We returned from Butlins this afternoon to a glorious stack of booky goodness, some expected (a collection of Septimus Heap won via twitter) and some not. This one was not, but I was immediately enthralled and at bedtime brought it to bed with me.
I know, as a conscientious book loving parent and home educator that reading aloud is a Good Thing. I know this, and yet I don’t do it nearly enough. Oh I read smallest books, the books she brings me, but I rarely read aloud for my pleasure.
Tonight was different. Tonight I read Kipling (how the rhinoceros got his skin) to my two year old, and because she fell sleep before I’d finished, I read Stevenson (Escape at Bedtime, one of my all time favourites) to the baby.
Reading aloud shouldn’t be a chore. It should be a joint pleasurable experience, a bridge built between reader and listener, a shared moment staring into another land.

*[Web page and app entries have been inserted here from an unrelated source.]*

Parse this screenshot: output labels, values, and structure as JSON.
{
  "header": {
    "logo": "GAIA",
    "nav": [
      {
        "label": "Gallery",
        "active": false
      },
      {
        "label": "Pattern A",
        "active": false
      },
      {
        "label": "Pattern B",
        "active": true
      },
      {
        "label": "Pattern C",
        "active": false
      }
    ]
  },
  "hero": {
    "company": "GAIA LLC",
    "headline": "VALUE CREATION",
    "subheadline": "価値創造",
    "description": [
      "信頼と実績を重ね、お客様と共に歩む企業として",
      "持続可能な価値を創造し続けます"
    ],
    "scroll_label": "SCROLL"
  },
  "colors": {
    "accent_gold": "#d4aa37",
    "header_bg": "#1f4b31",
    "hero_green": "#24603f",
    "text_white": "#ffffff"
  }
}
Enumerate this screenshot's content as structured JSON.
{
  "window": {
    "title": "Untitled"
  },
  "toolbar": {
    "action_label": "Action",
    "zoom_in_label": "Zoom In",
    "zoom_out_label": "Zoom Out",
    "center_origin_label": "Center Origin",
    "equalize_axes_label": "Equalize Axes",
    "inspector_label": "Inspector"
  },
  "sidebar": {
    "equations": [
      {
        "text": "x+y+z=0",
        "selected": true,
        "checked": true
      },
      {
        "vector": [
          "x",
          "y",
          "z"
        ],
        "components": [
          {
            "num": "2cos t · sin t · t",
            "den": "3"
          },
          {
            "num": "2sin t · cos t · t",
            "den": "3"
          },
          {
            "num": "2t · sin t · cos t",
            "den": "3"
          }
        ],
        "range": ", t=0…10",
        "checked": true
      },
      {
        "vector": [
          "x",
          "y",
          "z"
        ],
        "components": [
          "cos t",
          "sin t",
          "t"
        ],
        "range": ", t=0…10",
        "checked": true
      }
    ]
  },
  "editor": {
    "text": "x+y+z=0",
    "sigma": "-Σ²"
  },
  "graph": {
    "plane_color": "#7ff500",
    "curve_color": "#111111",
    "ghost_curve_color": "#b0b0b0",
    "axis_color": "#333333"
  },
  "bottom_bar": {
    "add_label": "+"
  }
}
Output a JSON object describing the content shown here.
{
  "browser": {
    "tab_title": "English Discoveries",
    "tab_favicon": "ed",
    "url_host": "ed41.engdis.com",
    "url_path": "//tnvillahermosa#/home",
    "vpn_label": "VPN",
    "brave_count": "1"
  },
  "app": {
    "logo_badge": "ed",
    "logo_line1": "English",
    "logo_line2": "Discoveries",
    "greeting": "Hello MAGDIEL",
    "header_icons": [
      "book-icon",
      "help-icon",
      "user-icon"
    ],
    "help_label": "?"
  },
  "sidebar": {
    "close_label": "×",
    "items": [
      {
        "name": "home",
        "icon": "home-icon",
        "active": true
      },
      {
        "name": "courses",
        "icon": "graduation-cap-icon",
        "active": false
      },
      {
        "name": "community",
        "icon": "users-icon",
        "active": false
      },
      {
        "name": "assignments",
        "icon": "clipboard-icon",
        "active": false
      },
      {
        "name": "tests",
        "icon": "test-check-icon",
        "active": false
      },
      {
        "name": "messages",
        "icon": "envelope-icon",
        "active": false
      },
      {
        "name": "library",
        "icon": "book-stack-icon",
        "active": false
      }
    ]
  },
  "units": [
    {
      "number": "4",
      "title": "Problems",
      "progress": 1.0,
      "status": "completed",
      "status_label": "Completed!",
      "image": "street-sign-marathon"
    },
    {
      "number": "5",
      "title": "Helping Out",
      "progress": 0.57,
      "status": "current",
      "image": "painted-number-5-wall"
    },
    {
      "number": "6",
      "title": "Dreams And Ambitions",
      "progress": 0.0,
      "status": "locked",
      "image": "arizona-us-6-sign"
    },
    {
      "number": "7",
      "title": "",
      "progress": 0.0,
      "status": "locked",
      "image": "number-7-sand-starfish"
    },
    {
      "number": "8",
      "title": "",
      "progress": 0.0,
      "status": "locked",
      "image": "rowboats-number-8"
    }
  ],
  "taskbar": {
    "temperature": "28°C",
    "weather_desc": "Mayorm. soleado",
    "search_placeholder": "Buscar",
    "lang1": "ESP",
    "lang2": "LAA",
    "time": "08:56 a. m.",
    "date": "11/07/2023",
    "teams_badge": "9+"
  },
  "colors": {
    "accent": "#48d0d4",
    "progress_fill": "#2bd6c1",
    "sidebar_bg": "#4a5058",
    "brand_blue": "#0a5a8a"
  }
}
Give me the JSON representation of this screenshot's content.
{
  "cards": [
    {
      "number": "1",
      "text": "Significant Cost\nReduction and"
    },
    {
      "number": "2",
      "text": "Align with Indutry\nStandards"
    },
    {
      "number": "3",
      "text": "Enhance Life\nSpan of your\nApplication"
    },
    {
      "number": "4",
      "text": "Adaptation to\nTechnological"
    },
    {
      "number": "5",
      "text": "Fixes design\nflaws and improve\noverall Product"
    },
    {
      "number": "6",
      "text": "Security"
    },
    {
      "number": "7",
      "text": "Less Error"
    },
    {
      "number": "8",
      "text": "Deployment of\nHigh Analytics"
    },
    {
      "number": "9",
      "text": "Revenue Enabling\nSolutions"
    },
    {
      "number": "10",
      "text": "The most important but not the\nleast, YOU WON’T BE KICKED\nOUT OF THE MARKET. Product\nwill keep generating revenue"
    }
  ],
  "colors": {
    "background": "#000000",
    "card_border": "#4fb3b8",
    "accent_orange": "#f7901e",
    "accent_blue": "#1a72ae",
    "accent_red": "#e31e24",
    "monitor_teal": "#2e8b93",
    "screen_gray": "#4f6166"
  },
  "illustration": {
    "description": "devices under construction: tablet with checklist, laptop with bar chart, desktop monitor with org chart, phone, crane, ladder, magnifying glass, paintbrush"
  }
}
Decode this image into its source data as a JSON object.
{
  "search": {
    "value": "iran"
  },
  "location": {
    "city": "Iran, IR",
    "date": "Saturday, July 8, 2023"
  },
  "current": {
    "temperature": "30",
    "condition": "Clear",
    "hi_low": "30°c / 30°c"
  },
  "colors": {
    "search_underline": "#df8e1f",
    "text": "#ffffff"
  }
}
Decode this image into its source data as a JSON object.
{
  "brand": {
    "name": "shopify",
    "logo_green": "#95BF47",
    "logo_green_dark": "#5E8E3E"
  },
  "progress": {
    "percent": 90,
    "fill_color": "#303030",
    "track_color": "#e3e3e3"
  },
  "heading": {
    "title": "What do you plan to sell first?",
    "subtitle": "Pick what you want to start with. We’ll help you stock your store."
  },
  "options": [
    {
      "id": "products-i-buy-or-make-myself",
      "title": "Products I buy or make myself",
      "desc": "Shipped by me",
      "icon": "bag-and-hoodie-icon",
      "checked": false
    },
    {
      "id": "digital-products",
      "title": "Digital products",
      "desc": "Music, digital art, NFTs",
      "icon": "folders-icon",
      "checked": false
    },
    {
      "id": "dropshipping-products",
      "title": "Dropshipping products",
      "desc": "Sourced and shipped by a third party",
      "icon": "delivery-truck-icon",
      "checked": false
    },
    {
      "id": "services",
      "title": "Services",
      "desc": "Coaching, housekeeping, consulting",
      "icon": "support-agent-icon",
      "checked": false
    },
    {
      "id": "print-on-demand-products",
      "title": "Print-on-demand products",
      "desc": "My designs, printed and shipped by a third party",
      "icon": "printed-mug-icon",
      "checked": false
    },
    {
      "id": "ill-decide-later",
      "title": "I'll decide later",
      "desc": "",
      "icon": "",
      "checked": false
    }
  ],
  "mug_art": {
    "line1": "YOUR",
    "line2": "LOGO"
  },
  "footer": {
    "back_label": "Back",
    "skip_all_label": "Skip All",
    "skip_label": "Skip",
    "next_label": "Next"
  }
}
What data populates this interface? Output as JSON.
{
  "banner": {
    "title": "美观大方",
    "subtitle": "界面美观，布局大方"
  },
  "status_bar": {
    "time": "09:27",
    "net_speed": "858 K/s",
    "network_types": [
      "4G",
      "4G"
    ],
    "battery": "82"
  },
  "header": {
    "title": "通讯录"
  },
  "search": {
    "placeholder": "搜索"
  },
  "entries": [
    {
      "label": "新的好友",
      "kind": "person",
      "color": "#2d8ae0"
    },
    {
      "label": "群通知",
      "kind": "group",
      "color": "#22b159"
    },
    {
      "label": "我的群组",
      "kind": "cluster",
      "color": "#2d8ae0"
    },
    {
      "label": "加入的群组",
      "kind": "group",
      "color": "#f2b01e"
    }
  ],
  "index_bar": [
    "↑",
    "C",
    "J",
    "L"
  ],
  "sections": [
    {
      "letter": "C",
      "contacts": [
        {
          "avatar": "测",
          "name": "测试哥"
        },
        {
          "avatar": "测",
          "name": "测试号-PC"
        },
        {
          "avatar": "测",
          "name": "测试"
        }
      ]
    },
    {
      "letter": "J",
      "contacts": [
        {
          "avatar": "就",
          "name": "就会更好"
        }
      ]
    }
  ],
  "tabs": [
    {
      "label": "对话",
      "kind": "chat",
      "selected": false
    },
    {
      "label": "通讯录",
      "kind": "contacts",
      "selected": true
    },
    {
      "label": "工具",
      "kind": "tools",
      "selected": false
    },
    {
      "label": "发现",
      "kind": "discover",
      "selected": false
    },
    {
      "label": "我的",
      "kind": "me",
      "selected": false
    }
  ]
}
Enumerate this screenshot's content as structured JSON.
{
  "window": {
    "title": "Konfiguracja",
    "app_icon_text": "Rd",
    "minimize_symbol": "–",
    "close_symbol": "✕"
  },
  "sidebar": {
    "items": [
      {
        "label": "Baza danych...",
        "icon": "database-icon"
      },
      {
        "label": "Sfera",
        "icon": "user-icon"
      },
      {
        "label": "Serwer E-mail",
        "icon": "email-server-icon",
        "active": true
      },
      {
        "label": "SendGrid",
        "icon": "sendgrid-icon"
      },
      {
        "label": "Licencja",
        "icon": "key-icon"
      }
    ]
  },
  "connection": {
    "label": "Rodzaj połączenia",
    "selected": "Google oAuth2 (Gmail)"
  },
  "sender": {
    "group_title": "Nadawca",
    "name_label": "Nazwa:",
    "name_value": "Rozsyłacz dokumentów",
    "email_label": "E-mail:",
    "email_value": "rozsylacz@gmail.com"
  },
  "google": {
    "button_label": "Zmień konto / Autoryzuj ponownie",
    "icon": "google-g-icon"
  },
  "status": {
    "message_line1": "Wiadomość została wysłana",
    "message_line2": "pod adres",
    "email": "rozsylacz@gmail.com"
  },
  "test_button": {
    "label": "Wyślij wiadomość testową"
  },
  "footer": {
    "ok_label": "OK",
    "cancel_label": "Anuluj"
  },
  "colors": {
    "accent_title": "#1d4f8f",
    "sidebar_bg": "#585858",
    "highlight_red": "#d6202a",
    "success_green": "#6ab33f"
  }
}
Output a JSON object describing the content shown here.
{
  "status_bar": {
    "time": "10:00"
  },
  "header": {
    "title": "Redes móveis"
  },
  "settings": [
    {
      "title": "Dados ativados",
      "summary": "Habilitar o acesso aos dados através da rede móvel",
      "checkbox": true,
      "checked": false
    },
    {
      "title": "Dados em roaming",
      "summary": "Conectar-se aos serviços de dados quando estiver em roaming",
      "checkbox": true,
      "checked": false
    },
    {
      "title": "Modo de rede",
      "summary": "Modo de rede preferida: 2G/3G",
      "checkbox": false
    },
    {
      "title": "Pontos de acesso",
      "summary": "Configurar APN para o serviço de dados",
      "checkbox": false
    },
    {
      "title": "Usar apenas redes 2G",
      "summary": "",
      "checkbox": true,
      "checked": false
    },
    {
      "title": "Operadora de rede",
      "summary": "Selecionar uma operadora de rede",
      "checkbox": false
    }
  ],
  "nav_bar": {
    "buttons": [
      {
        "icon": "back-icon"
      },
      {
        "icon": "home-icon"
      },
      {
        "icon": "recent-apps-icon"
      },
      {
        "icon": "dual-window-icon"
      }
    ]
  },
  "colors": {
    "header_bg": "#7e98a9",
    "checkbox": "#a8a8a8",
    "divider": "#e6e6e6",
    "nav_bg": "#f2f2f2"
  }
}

And this book offers so many opportunities to do that. I love that out is poetry and prose. I love that there are old favourites, and I’m looking forward to making new friends. I’m hoping that some of the excerpts will tantalise older children into seeking out the full story, and I might even find myself tempted here and there.
Lovely book. Destined to be rapidly beaten, battered and well loved I feel. The kind of book that you feel like you’ve known for years, but had just temporarily forgotten the title, or not seen since you lent it to a friend. I may have to buy some extra copies as gifts.